[Task]: Only lines containing the word "JSON" belong in the answer; copy each one from the records.
= = =
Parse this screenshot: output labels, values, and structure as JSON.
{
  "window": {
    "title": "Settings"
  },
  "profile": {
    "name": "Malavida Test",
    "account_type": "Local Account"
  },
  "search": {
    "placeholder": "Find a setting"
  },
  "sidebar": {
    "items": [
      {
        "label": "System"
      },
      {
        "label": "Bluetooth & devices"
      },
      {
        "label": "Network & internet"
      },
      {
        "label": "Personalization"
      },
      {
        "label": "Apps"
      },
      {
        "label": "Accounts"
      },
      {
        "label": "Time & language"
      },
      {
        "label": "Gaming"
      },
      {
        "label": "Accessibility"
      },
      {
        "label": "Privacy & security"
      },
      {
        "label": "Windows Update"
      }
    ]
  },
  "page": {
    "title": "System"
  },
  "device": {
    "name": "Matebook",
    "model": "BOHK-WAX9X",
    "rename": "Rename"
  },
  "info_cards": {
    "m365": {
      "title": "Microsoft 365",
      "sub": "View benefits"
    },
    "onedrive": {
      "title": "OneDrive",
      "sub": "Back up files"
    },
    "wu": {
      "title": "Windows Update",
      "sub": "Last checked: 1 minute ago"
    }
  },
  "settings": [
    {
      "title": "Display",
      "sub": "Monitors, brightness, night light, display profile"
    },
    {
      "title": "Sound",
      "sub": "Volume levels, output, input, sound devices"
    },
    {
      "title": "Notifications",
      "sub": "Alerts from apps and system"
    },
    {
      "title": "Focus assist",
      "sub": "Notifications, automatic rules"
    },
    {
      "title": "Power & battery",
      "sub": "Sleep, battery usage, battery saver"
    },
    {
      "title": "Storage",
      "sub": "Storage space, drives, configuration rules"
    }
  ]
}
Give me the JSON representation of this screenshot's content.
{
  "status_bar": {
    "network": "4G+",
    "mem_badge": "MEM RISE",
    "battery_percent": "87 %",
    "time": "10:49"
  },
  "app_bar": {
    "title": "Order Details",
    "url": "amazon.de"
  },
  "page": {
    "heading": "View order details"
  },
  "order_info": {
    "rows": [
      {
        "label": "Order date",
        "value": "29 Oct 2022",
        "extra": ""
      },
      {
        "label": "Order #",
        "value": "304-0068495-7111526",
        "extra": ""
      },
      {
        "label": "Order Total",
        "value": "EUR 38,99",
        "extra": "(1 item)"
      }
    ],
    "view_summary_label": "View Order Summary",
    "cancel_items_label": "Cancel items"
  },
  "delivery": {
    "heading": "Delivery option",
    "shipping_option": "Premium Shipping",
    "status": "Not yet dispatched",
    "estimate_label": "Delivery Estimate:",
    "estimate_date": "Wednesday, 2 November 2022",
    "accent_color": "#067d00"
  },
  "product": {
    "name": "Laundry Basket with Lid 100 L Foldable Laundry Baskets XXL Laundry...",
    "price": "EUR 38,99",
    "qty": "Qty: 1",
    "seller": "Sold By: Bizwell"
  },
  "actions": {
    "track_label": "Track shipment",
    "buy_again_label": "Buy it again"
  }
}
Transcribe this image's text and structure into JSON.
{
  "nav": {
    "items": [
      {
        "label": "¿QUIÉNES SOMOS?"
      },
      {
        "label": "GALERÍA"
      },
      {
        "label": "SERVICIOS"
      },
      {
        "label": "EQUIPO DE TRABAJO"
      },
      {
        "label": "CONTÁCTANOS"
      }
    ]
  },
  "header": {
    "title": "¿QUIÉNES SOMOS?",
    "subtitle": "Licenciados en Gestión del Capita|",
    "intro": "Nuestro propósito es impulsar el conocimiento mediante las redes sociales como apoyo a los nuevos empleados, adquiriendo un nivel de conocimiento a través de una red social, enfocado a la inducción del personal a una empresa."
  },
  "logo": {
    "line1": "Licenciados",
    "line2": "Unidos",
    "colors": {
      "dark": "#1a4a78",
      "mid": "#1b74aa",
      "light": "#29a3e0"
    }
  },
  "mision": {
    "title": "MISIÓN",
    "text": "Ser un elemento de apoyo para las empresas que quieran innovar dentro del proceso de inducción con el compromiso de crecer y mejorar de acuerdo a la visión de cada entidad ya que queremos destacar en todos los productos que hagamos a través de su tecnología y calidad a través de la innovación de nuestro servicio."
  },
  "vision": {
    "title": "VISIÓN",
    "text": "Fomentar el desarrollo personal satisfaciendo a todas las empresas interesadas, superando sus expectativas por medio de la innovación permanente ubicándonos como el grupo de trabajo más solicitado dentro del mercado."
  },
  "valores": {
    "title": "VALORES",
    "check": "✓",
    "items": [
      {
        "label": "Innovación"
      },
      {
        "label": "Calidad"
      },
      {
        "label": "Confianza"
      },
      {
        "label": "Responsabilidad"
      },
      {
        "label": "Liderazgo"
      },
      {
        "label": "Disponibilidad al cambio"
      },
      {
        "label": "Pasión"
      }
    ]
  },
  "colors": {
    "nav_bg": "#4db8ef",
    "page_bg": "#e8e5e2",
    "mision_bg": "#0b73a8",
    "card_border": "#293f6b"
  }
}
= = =
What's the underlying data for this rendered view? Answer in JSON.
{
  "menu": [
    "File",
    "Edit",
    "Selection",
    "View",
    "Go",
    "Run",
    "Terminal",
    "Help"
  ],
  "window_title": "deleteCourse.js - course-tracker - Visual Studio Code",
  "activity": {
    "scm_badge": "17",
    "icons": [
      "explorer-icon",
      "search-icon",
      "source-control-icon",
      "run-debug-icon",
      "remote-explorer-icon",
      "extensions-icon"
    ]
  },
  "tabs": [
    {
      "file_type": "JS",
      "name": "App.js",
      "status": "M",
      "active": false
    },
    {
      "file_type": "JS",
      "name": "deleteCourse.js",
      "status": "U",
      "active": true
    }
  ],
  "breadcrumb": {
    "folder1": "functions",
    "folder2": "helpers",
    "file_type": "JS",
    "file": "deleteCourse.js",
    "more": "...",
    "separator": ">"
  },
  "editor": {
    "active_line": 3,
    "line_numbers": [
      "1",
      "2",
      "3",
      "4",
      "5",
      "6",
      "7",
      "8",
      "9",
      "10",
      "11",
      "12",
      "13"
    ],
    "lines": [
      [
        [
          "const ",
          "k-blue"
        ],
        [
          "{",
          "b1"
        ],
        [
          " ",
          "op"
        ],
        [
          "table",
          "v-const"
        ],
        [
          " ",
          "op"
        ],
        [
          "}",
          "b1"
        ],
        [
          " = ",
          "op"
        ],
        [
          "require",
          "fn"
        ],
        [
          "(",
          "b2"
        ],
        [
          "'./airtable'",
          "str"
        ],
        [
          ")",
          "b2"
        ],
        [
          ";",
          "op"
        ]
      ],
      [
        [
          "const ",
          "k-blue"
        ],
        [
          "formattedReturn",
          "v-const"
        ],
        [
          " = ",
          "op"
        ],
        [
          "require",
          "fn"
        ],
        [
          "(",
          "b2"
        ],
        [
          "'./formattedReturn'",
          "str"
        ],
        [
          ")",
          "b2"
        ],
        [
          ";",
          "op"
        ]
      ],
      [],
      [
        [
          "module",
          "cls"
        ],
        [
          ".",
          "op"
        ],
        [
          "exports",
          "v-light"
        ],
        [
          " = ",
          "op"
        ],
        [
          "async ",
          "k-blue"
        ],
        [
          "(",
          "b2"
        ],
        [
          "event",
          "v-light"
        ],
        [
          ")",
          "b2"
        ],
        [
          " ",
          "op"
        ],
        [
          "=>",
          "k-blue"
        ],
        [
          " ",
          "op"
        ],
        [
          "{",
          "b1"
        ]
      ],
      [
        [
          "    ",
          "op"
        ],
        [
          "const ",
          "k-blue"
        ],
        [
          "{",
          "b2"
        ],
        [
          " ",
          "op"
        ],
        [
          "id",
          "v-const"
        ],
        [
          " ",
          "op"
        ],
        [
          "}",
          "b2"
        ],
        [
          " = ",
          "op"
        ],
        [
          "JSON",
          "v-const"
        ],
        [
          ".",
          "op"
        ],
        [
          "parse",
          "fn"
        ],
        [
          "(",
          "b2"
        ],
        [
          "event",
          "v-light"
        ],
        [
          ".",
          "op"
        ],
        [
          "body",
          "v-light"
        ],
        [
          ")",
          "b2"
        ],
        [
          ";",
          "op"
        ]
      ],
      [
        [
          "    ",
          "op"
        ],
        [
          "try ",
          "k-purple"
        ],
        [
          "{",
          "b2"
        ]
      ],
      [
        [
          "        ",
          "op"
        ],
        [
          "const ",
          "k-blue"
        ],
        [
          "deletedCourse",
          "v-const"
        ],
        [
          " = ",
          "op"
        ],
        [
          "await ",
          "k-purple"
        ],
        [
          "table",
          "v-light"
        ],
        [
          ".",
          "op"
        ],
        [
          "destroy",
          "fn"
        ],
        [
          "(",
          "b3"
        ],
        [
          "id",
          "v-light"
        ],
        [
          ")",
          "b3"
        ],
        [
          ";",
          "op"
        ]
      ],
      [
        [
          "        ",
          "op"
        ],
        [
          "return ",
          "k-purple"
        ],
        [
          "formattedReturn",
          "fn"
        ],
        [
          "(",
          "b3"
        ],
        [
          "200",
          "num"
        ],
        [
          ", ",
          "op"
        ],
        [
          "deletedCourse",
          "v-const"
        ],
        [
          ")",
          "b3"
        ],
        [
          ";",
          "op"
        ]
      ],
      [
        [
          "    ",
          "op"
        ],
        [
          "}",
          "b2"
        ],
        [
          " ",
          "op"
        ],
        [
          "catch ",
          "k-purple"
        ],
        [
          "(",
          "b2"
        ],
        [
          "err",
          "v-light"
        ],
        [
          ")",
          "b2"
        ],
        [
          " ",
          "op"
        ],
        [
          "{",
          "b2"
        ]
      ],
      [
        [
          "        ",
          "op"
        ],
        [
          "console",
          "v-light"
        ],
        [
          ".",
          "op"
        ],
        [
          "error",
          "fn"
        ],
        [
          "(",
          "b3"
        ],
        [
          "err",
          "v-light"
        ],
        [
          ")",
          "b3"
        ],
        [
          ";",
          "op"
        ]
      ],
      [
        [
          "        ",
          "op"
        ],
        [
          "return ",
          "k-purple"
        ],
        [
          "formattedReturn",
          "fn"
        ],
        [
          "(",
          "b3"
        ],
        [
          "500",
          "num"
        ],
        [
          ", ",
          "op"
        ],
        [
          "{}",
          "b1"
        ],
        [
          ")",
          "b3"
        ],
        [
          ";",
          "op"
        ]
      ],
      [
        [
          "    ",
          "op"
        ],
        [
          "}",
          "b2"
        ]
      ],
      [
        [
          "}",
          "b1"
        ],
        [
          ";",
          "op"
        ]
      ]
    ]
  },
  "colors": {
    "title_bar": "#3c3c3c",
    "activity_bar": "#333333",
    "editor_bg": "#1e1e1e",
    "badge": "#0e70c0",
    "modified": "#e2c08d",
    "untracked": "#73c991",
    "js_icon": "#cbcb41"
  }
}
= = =
[Written reply]:
Parse this screenshot: output labels, values, and structure as JSON.
Give me the JSON representation of this screenshot's content.
Transcribe this image's text and structure into JSON.
What's the underlying data for this rendered view? Answer in JSON.
          "JSON",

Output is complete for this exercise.